Photo and Words By Shuan Butcher
Historic hotels provide travelers with a great way to connect to the local community’s sense of place, the unique architecture and ambiance that is inherent with the structure, and a break from the cookie-cutter chains that exist along every stop along the highway.
Here are a few suggestions in the Mid-Atlantic region you may want to consider:
Sitting on the porch of this hotel, overlooking historic Gettysburg Circle, it is not difficult to imagine early July 1863, when the thunder and smoke of the bloodiest battle in U.S. history raged across the surrounding fields and bluffs. President Lincoln honed the immortal words of his Gettysburg Address at the Wills House, just steps away. Built as a tavern in 1797, the Gettysburg Hotel witnessed the pivotal three-day battle of the Civil War. Nearly 100 years later, it served as President Dwight Eisenhower’s national operations center. The carefully restored hotel is the ideal base camp for touring the Gettysburg National Battlefield. On hot summer nights, there’s a roof-top pool (if you look close, you’ll see the sparkle of fireflies). While the guest rooms are modern, the main lobby, front porch, and McClellan’s Tavern are much like they would have been some 200 years ago.
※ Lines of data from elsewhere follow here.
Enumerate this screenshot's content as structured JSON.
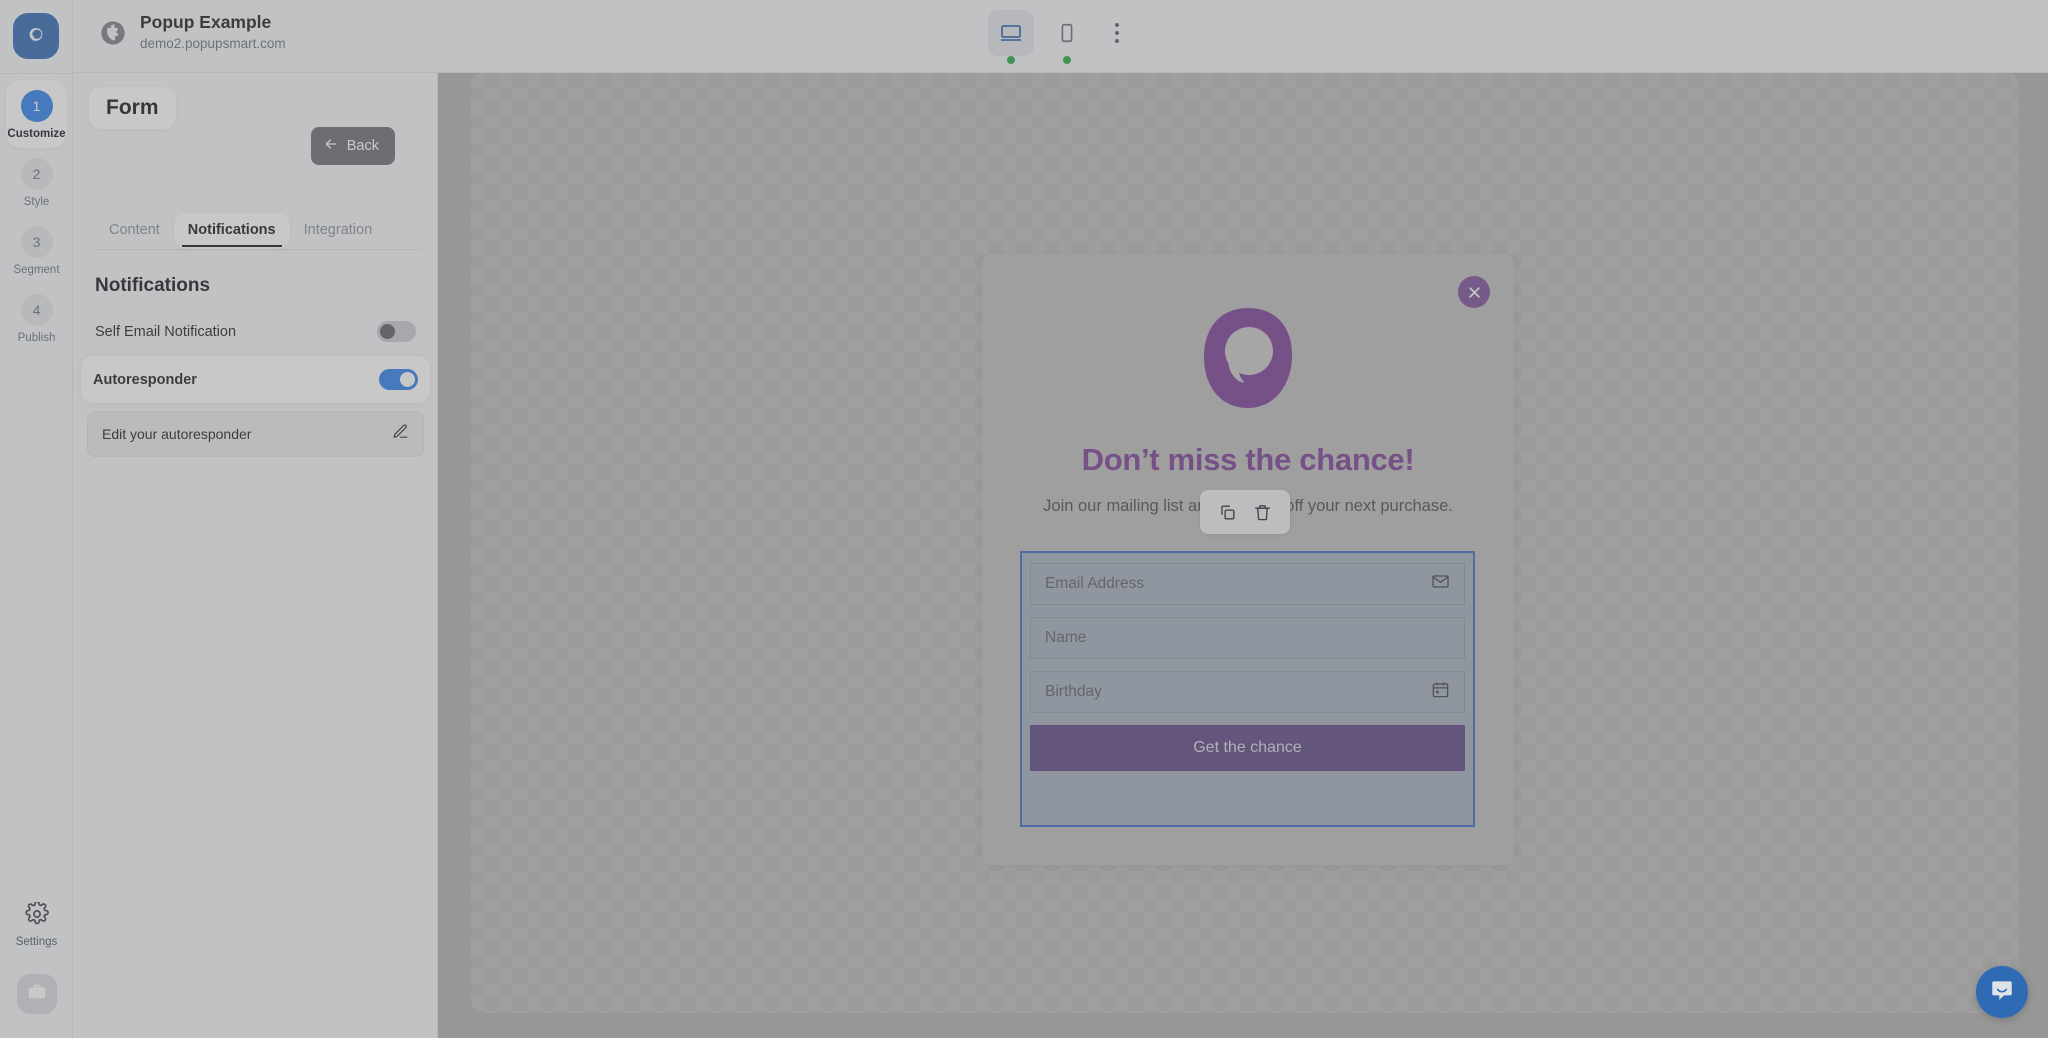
{
  "app": {
    "logo_icon": "popupsmart-logo-icon"
  },
  "header": {
    "globe_icon": "globe-icon",
    "site_title": "Popup Example",
    "site_url": "demo2.popupsmart.com",
    "devices": [
      {
        "name": "desktop",
        "icon": "desktop-icon",
        "active": true,
        "status": "online"
      },
      {
        "name": "mobile",
        "icon": "mobile-icon",
        "active": false,
        "status": "online"
      }
    ],
    "more_icon": "kebab-menu-icon"
  },
  "rail": {
    "steps": [
      {
        "number": "1",
        "label": "Customize",
        "active": true
      },
      {
        "number": "2",
        "label": "Style",
        "active": false
      },
      {
        "number": "3",
        "label": "Segment",
        "active": false
      },
      {
        "number": "4",
        "label": "Publish",
        "active": false
      }
    ],
    "settings_label": "Settings",
    "settings_icon": "gear-icon",
    "briefcase_icon": "briefcase-icon"
  },
  "panel": {
    "title": "Form",
    "back_label": "Back",
    "back_icon": "arrow-left-icon",
    "tabs": [
      {
        "label": "Content",
        "active": false
      },
      {
        "label": "Notifications",
        "active": true
      },
      {
        "label": "Integration",
        "active": false
      }
    ],
    "section_title": "Notifications",
    "options": [
      {
        "label": "Self Email Notification",
        "toggle": "off"
      },
      {
        "label": "Autoresponder",
        "toggle": "on"
      }
    ],
    "sub_row": {
      "label": "Edit your autoresponder",
      "icon": "pencil-edit-icon"
    }
  },
  "popup": {
    "close_icon": "close-icon",
    "logo_icon": "popupsmart-p-logo-icon",
    "heading": "Don’t miss the chance!",
    "subtext": "Join our mailing list and get 15% off your next purchase.",
    "fields": [
      {
        "placeholder": "Email Address",
        "icon": "envelope-icon"
      },
      {
        "placeholder": "Name",
        "icon": ""
      },
      {
        "placeholder": "Birthday",
        "icon": "calendar-icon"
      }
    ],
    "cta_label": "Get the chance",
    "block_toolbar": [
      {
        "name": "duplicate",
        "icon": "copy-icon"
      },
      {
        "name": "delete",
        "icon": "trash-icon"
      }
    ]
  },
  "colors": {
    "accent_blue": "#2f80ed",
    "brand_purple": "#7b3f98",
    "cta_purple": "#5d4683",
    "selection_blue": "#3a6fc4",
    "status_green": "#22a745"
  },
  "intercom": {
    "icon": "chat-bubble-icon"
  }
}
Nestled at the foot of the rolling Catoctin Mountains in Central Maryland, historic Antrim 1844 is a unique country house hotel acclaimed for its cuisine and luxurious accommodations. Built in 1844, Antrim was once a thriving 2,500-acre plantation and is listed in the National Register of Historic Places. Antrim now occupies 24 acres of scenic countryside. The Greek Revival-style mansion with Federal influences houses the restaurant in the original smokehouse, as well as nine guest rooms, each featuring antique furnishings, canopy feather beds, marble baths and splendid views. Thirty additional guest rooms and suites are located in other historic outbuildings, including the Ice House, Cottage, Barn, Carriage House, Smith House, Birnie, Annan, Witherow, Zepp and Slonaker houses. Antrim 1844 was used as a headquarters by Gen. George Meade prior to the Battle of Gettysburg, in 1863.
Established in 1728, the Red Fox stands at the crossroads of Middleburg, Va., a historic village in the foothills of the Blue Ridge and Bull Run mountains. Situated in a valley steeped in the lore of both the Revolutionary and the Civil wars, the Red Fox carries on traditions of days past by providing locals and travelers with a timeless setting. Here you can gather in the village, and enjoy hearty meals and rich conversation while experiencing the allure of the 18th century. Throughout the years, the inn has been used for numerous notable events and remains a popular destination for anyone seeking a romantic hideaway in the heart of Hunt Country. The J.E.B. Stuart Room once served as the stage for a rare press conference by President John F. Kennedy and as a meeting room for hopeful Democrats hosted by Ambassador Pamela Harriman, a local foxhunting resident. Elizabeth Taylor often graced the Tap Room both during the courtship and after her marriage to a local gentleman, Sen. John Warner. The lovely and kind Jacqueline Kennedy Onassis frequently stayed at the inn during foxhunting holidays each fall.